Despite their bruising news coverage of the recently concluded national elections in the Philippines, the four major Metro Manila broadsheets had admirably kept themselves as vigilant with their English as with the evolving numbers of the election results. Their problems with English grammar and usage were thus few and far between; in fact, I found only four grammatical and semantic fumbles serious and instructive enough to be critiqued in My Media English Watch—mixed up tenses, faulty sentence construction, verb phrase misuse, and highly convoluted, almost unfathomable feature writing.
Also in this week's edition of Jose Carillo's English Forum, I'm sharing a pet theory of mine on why many nonnative English speakers can't speak or write the language well enough even if they become quite good at constructing grammar-perfect single sentences. This, to my mind, is due to their very limited repertoire of the connectives—the coordinating conjunctions, the conjunctive adverbs, the subordinating conjunctions, and, of course, the prepositions, which many people find such pesky and elusive things to learn.

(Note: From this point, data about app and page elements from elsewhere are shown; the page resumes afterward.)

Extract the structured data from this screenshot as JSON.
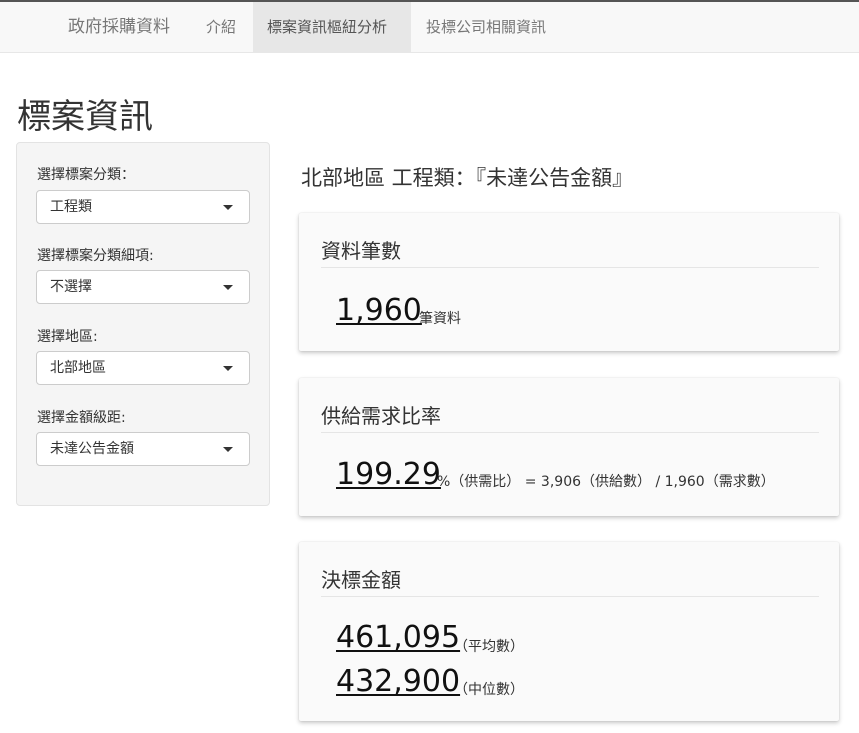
{
  "navbar": {
    "brand": "政府採購資料",
    "items": [
      {
        "label": "介紹",
        "active": false
      },
      {
        "label": "標案資訊樞紐分析",
        "active": true
      },
      {
        "label": "投標公司相關資訊",
        "active": false
      }
    ]
  },
  "page_title": "標案資訊",
  "sidebar": {
    "fields": [
      {
        "label": "選擇標案分類：",
        "value": "工程類"
      },
      {
        "label": "選擇標案分類細項:",
        "value": "不選擇"
      },
      {
        "label": "選擇地區:",
        "value": "北部地區"
      },
      {
        "label": "選擇金額級距:",
        "value": "未達公告金額"
      }
    ]
  },
  "main": {
    "heading": "北部地區 工程類：『未達公告金額』",
    "cards": {
      "count": {
        "title": "資料筆數",
        "value": "1,960",
        "unit": "筆資料"
      },
      "ratio": {
        "title": "供給需求比率",
        "value": "199.29",
        "detail": "%（供需比） = 3,906（供給數） / 1,960（需求數）"
      },
      "amount": {
        "title": "決標金額",
        "mean_value": "461,095",
        "mean_label": "（平均數）",
        "median_value": "432,900",
        "median_label": "（中位數）"
      }
    }
  },
  "colors": {
    "navbar_bg": "#f8f8f8",
    "active_tab_bg": "#e7e7e7",
    "sidebar_bg": "#f5f5f5",
    "card_bg": "#fafafa"
  }
}
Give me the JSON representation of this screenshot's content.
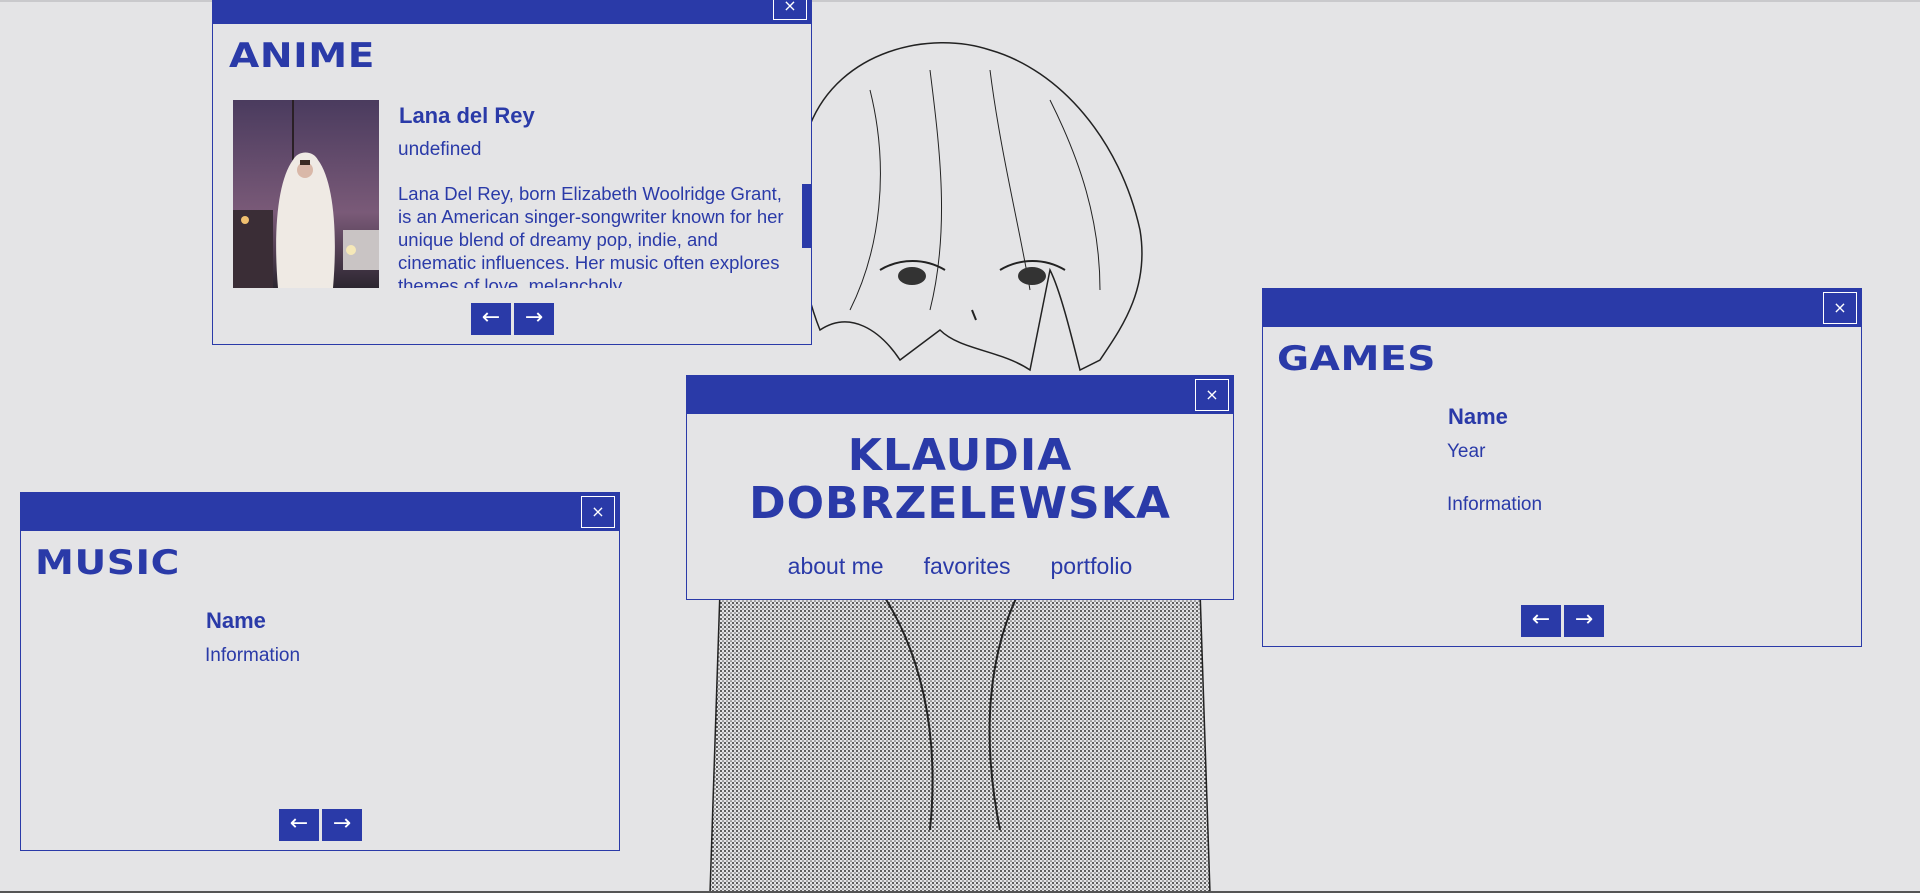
{
  "colors": {
    "accent": "#2a3aa8",
    "background": "#e4e4e6"
  },
  "close_icon": "×",
  "anime": {
    "title": "ANIME",
    "name": "Lana del Rey",
    "subtitle": "undefined",
    "description": "Lana Del Rey, born Elizabeth Woolridge Grant, is an American singer-songwriter known for her unique blend of dreamy pop, indie, and cinematic influences. Her music often explores themes of love, melancholy",
    "prev": "←",
    "next": "→"
  },
  "main": {
    "title_line1": "KLAUDIA",
    "title_line2": "DOBRZELEWSKA",
    "nav": [
      "about me",
      "favorites",
      "portfolio"
    ]
  },
  "games": {
    "title": "GAMES",
    "name": "Name",
    "year": "Year",
    "info": "Information",
    "prev": "←",
    "next": "→"
  },
  "music": {
    "title": "MUSIC",
    "name": "Name",
    "info": "Information",
    "prev": "←",
    "next": "→"
  }
}
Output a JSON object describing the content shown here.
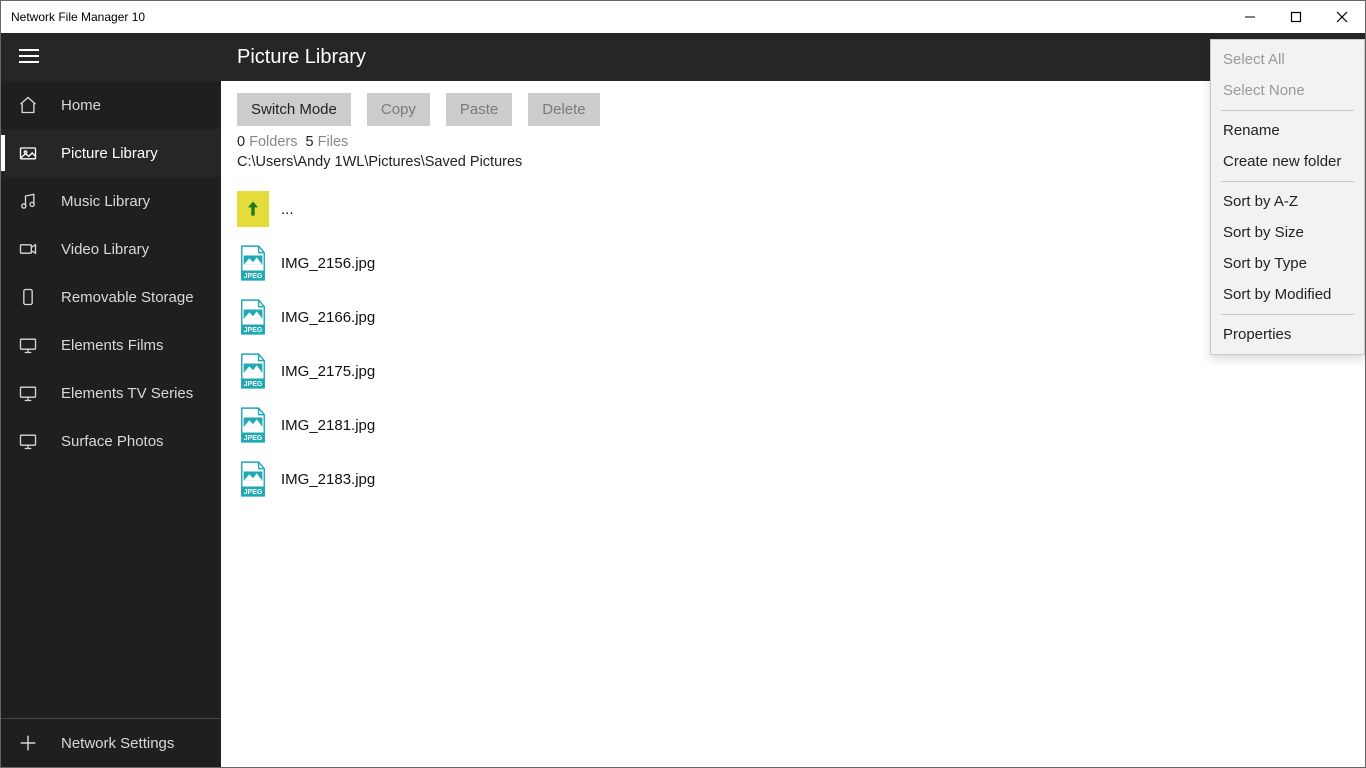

Some of us may not be even aware of it, but these connectives are absolute musts for flagging the contours and detours of our thoughts each time we write or talk. - Jose Carillo